### Dataset entries
Content starts
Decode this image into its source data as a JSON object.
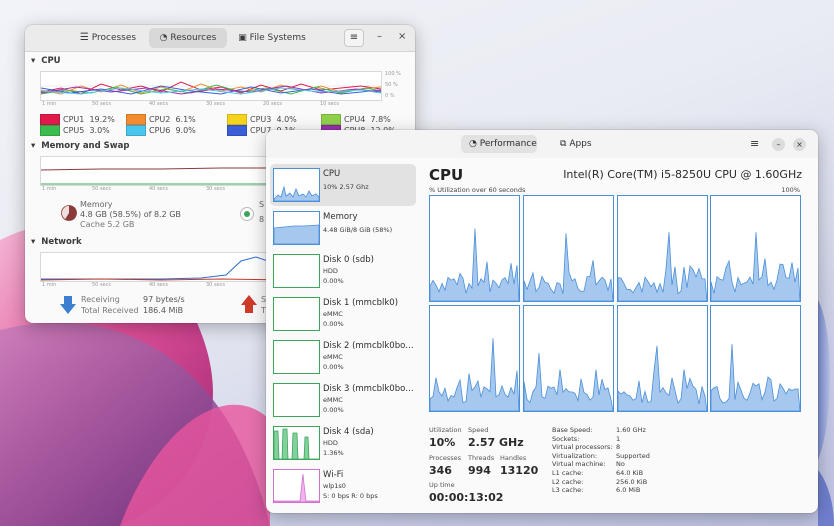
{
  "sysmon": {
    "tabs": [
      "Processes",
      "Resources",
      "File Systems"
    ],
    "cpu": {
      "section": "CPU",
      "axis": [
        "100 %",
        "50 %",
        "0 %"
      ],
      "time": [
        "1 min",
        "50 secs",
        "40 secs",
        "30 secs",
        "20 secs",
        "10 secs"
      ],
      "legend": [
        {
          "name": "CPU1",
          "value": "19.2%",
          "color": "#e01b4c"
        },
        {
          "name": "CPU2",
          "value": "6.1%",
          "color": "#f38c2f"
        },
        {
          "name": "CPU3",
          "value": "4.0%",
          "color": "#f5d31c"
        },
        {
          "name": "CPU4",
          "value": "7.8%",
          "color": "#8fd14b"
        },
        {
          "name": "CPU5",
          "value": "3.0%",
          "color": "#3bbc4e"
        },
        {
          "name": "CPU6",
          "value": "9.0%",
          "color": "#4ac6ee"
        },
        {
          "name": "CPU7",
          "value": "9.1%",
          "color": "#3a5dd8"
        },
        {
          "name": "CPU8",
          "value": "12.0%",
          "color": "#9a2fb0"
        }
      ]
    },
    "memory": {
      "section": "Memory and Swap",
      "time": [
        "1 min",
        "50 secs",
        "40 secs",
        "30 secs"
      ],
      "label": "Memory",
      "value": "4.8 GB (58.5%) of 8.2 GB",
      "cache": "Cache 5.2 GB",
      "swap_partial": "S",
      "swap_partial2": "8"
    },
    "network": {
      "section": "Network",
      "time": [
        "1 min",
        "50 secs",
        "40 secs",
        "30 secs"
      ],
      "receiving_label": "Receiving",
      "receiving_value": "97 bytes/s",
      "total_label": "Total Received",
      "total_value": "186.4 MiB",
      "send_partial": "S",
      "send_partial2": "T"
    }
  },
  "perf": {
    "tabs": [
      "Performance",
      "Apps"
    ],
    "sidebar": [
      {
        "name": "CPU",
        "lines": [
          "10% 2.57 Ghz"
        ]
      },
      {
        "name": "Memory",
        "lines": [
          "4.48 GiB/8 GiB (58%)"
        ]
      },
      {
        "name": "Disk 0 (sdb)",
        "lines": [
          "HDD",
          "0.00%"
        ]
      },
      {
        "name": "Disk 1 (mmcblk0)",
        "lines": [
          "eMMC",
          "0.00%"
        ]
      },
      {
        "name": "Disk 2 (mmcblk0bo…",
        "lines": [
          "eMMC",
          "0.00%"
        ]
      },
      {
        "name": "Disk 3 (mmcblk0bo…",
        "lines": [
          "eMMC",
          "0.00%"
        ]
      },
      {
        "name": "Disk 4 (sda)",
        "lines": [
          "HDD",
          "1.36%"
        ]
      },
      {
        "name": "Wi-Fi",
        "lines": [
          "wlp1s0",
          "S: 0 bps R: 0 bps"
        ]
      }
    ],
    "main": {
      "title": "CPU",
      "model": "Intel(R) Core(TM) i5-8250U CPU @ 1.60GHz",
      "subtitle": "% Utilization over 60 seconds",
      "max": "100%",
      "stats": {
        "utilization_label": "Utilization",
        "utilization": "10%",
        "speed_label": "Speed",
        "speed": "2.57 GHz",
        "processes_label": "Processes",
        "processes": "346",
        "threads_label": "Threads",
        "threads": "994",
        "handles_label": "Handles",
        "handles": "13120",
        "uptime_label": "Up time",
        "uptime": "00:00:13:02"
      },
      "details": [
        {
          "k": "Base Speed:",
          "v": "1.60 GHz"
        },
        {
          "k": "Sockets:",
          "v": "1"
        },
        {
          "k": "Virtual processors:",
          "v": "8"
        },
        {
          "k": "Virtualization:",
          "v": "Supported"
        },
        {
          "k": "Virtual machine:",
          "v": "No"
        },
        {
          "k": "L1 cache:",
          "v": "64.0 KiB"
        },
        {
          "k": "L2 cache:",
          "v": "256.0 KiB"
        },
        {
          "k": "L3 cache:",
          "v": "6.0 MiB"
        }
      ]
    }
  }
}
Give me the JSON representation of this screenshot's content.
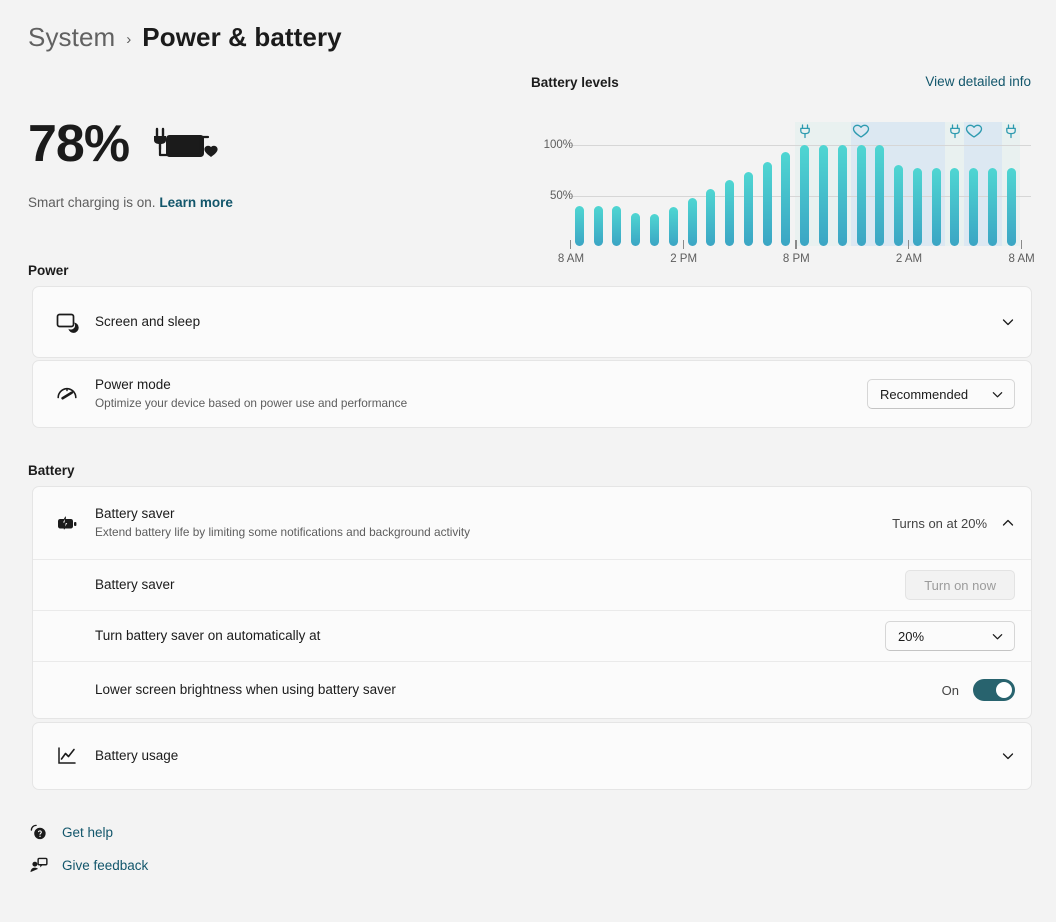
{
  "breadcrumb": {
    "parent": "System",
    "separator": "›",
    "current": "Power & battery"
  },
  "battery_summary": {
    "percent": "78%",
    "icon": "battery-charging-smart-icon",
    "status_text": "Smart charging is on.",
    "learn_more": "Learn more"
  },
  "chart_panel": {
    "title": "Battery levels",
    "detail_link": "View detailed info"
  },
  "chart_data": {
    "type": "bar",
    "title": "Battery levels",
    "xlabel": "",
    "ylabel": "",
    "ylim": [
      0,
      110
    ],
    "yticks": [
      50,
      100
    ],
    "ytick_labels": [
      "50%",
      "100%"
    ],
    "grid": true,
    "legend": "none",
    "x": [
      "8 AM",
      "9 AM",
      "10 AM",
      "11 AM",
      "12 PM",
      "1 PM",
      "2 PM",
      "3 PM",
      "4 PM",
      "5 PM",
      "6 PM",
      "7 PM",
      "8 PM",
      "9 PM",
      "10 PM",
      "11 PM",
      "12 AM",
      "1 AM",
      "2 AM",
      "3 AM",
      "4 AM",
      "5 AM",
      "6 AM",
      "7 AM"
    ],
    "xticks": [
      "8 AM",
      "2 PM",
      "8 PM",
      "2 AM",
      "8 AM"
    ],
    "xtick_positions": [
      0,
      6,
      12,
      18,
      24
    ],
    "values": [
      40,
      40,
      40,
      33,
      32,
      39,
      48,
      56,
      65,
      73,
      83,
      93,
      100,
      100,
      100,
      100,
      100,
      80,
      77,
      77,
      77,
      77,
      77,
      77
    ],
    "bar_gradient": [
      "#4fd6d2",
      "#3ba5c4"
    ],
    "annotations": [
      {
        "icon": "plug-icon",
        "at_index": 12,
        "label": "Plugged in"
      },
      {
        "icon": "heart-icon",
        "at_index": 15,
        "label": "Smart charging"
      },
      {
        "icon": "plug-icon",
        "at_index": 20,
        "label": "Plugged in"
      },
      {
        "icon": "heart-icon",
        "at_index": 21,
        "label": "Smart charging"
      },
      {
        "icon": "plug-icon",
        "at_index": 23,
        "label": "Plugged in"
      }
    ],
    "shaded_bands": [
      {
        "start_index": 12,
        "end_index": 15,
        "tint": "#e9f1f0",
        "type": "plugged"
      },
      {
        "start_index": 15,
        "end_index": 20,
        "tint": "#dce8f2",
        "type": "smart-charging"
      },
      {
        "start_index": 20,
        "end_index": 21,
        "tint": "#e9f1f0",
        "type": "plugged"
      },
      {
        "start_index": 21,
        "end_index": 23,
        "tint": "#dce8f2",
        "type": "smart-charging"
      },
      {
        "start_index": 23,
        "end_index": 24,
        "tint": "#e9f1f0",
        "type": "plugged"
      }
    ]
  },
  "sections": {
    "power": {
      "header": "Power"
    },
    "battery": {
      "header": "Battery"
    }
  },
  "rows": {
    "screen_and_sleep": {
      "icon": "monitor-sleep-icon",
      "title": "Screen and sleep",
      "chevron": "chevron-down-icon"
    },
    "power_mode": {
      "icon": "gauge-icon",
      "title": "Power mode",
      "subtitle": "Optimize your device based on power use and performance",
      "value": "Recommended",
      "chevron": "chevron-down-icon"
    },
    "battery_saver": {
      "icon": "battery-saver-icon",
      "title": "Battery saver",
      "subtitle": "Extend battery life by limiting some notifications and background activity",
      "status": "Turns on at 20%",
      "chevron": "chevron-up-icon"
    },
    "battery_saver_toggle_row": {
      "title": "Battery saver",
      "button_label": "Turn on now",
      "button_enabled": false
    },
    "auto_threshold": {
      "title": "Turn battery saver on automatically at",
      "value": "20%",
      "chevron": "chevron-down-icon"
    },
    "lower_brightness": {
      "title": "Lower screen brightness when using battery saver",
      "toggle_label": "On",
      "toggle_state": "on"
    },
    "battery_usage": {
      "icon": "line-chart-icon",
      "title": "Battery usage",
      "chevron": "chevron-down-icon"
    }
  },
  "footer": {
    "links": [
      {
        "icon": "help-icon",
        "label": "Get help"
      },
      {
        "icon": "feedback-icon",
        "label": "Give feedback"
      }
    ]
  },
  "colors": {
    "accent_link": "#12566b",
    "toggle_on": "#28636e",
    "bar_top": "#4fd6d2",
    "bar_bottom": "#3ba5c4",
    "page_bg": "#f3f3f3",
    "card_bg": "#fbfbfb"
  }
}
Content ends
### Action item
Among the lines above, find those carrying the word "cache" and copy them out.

### Answer space
      "cache": "Cache 5.2 GB",
          "k": "L1 cache:",
          "k": "L2 cache:",
          "k": "L3 cache:",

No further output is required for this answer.